• **Task description**:
Restate the full set of records exactly, without adding or dropping a word.

┌─ Supplied data

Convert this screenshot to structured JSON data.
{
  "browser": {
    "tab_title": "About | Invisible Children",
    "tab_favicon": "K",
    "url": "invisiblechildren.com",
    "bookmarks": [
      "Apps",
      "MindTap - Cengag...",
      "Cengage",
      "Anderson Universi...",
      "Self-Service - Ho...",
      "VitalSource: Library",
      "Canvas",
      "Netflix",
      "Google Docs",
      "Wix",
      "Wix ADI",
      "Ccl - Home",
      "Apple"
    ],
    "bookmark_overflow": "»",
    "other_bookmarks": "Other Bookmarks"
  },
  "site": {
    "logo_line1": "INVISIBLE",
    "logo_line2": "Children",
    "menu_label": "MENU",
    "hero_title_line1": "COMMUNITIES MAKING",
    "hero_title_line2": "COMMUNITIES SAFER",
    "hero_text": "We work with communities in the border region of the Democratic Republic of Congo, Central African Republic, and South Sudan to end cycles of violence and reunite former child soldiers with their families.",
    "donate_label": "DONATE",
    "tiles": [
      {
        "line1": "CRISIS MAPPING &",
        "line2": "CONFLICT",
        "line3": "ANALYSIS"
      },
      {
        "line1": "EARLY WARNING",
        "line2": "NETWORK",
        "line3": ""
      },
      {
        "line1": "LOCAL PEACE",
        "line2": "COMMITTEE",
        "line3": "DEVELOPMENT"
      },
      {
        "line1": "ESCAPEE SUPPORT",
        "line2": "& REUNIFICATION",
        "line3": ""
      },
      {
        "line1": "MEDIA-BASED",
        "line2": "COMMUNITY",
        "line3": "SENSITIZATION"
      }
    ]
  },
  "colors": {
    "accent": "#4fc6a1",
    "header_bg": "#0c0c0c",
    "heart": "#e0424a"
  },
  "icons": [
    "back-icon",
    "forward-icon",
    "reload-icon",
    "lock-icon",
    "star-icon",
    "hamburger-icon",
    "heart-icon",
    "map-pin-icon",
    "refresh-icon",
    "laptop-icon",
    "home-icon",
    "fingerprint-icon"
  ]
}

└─

• **Answer section**:
Convert this screenshot to structured JSON data.
{
  "browser": {
    "tab_title": "About | Invisible Children",
    "tab_favicon": "K",
    "url": "invisiblechildren.com",
    "bookmarks": [
      "Apps",
      "MindTap - Cengag...",
      "Cengage",
      "Anderson Universi...",
      "Self-Service - Ho...",
      "VitalSource: Library",
      "Canvas",
      "Netflix",
      "Google Docs",
      "Wix",
      "Wix ADI",
      "Ccl - Home",
      "Apple"
    ],
    "bookmark_overflow": "»",
    "other_bookmarks": "Other Bookmarks"
  },
  "site": {
    "logo_line1": "INVISIBLE",
    "logo_line2": "Children",
    "menu_label": "MENU",
    "hero_title_line1": "COMMUNITIES MAKING",
    "hero_title_line2": "COMMUNITIES SAFER",
    "hero_text": "We work with communities in the border region of the Democratic Republic of Congo, Central African Republic, and South Sudan to end cycles of violence and reunite former child soldiers with their families.",
    "donate_label": "DONATE",
    "tiles": [
      {
        "line1": "CRISIS MAPPING &",
        "line2": "CONFLICT",
        "line3": "ANALYSIS"
      },
      {
        "line1": "EARLY WARNING",
        "line2": "NETWORK",
        "line3": ""
      },
      {
        "line1": "LOCAL PEACE",
        "line2": "COMMITTEE",
        "line3": "DEVELOPMENT"
      },
      {
        "line1": "ESCAPEE SUPPORT",
        "line2": "& REUNIFICATION",
        "line3": ""
      },
      {
        "line1": "MEDIA-BASED",
        "line2": "COMMUNITY",
        "line3": "SENSITIZATION"
      }
    ]
  },
  "colors": {
    "accent": "#4fc6a1",
    "header_bg": "#0c0c0c",
    "heart": "#e0424a"
  },
  "icons": [
    "back-icon",
    "forward-icon",
    "reload-icon",
    "lock-icon",
    "star-icon",
    "hamburger-icon",
    "heart-icon",
    "map-pin-icon",
    "refresh-icon",
    "laptop-icon",
    "home-icon",
    "fingerprint-icon"
  ]
}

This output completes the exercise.